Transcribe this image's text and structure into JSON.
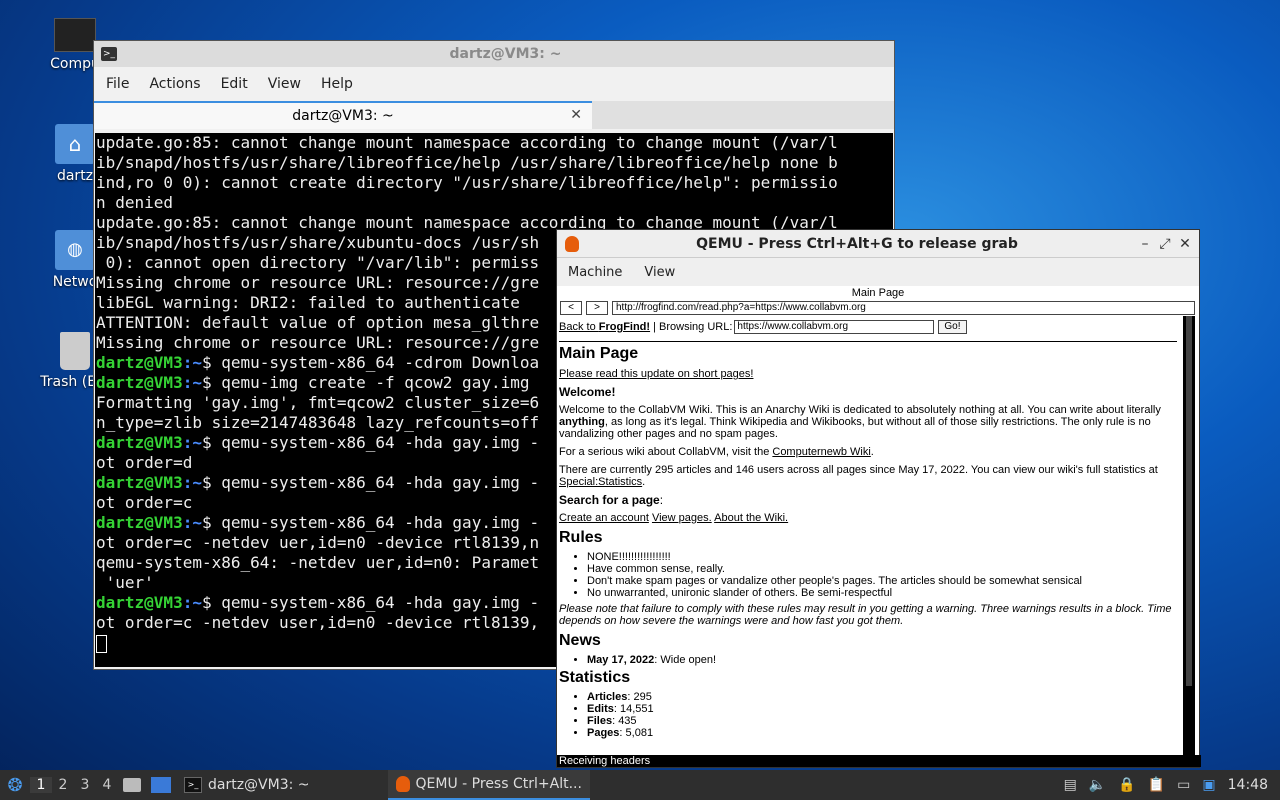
{
  "desktop": {
    "icons": [
      {
        "label": "Compu"
      },
      {
        "label": "dartz"
      },
      {
        "label": "Netwo"
      },
      {
        "label": "Trash (Em"
      }
    ]
  },
  "terminal": {
    "title": "dartz@VM3: ~",
    "menu": [
      "File",
      "Actions",
      "Edit",
      "View",
      "Help"
    ],
    "tab_label": "dartz@VM3: ~",
    "lines": [
      {
        "text": "update.go:85: cannot change mount namespace according to change mount (/var/l"
      },
      {
        "text": "ib/snapd/hostfs/usr/share/libreoffice/help /usr/share/libreoffice/help none b"
      },
      {
        "text": "ind,ro 0 0): cannot create directory \"/usr/share/libreoffice/help\": permissio"
      },
      {
        "text": "n denied"
      },
      {
        "text": "update.go:85: cannot change mount namespace according to change mount (/var/l"
      },
      {
        "text": "ib/snapd/hostfs/usr/share/xubuntu-docs /usr/sh"
      },
      {
        "text": " 0): cannot open directory \"/var/lib\": permiss"
      },
      {
        "text": "Missing chrome or resource URL: resource://gre"
      },
      {
        "text": "libEGL warning: DRI2: failed to authenticate"
      },
      {
        "text": "ATTENTION: default value of option mesa_glthre"
      },
      {
        "text": "Missing chrome or resource URL: resource://gre"
      },
      {
        "prompt": "dartz@VM3",
        "path": ":~",
        "cmd": "$ qemu-system-x86_64 -cdrom Downloa"
      },
      {
        "prompt": "dartz@VM3",
        "path": ":~",
        "cmd": "$ qemu-img create -f qcow2 gay.img"
      },
      {
        "text": "Formatting 'gay.img', fmt=qcow2 cluster_size=6"
      },
      {
        "text": "n_type=zlib size=2147483648 lazy_refcounts=off"
      },
      {
        "prompt": "dartz@VM3",
        "path": ":~",
        "cmd": "$ qemu-system-x86_64 -hda gay.img -"
      },
      {
        "text": "ot order=d"
      },
      {
        "prompt": "dartz@VM3",
        "path": ":~",
        "cmd": "$ qemu-system-x86_64 -hda gay.img -"
      },
      {
        "text": "ot order=c"
      },
      {
        "prompt": "dartz@VM3",
        "path": ":~",
        "cmd": "$ qemu-system-x86_64 -hda gay.img -"
      },
      {
        "text": "ot order=c -netdev uer,id=n0 -device rtl8139,n"
      },
      {
        "text": "qemu-system-x86_64: -netdev uer,id=n0: Paramet"
      },
      {
        "text": " 'uer'"
      },
      {
        "prompt": "dartz@VM3",
        "path": ":~",
        "cmd": "$ qemu-system-x86_64 -hda gay.img -"
      },
      {
        "text": "ot order=c -netdev user,id=n0 -device rtl8139,"
      }
    ]
  },
  "qemu": {
    "title": "QEMU - Press Ctrl+Alt+G to release grab",
    "menu": [
      "Machine",
      "View"
    ],
    "guest": {
      "page_title": "Main Page",
      "back_btn": "<",
      "fwd_btn": ">",
      "url": "http://frogfind.com/read.php?a=https://www.collabvm.org",
      "back_link_prefix": "Back to ",
      "back_link_bold": "FrogFind!",
      "browsing_label": " | Browsing URL:",
      "browsing_url": "https://www.collabvm.org",
      "go_btn": "Go!",
      "h_main": "Main Page",
      "update_link": "Please read this update on short pages!",
      "welcome_title": "Welcome!",
      "welcome_p1": "Welcome to the CollabVM Wiki. This is an Anarchy Wiki is dedicated to absolutely nothing at all. You can write about literally ",
      "welcome_bold": "anything",
      "welcome_p2": ", as long as it's legal. Think Wikipedia and Wikibooks, but without all of those silly restrictions. The only rule is no vandalizing other pages and no spam pages.",
      "serious_prefix": "For a serious wiki about CollabVM, visit the ",
      "serious_link": "Computernewb Wiki",
      "serious_suffix": ".",
      "stats_p1": "There are currently 295 articles and 146 users across all pages since May 17, 2022. You can view our wiki's full statistics at ",
      "stats_link": "Special:Statistics",
      "stats_suffix": ".",
      "search_title": "Search for a page",
      "search_colon": ":",
      "links": [
        "Create an account",
        "View pages.",
        "About the Wiki."
      ],
      "h_rules": "Rules",
      "rules": [
        "NONE!!!!!!!!!!!!!!!!!",
        "Have common sense, really.",
        "Don't make spam pages or vandalize other people's pages. The articles should be somewhat sensical",
        "No unwarranted, unironic slander of others. Be semi-respectful"
      ],
      "rules_note": "Please note that failure to comply with these rules may result in you getting a warning. Three warnings results in a block. Time depends on how severe the warnings were and how fast you got them.",
      "h_news": "News",
      "news_date": "May 17, 2022",
      "news_text": ": Wide open!",
      "h_stats": "Statistics",
      "stats": [
        {
          "k": "Articles",
          "v": ": 295"
        },
        {
          "k": "Edits",
          "v": ": 14,551"
        },
        {
          "k": "Files",
          "v": ": 435"
        },
        {
          "k": "Pages",
          "v": ": 5,081"
        }
      ],
      "status": "Receiving headers"
    }
  },
  "taskbar": {
    "workspaces": [
      "1",
      "2",
      "3",
      "4"
    ],
    "items": [
      {
        "label": "dartz@VM3: ~"
      },
      {
        "label": "QEMU - Press Ctrl+Alt..."
      }
    ],
    "clock": "14:48"
  }
}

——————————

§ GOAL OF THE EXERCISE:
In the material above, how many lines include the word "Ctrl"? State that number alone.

§ TASK OUTPUT:
2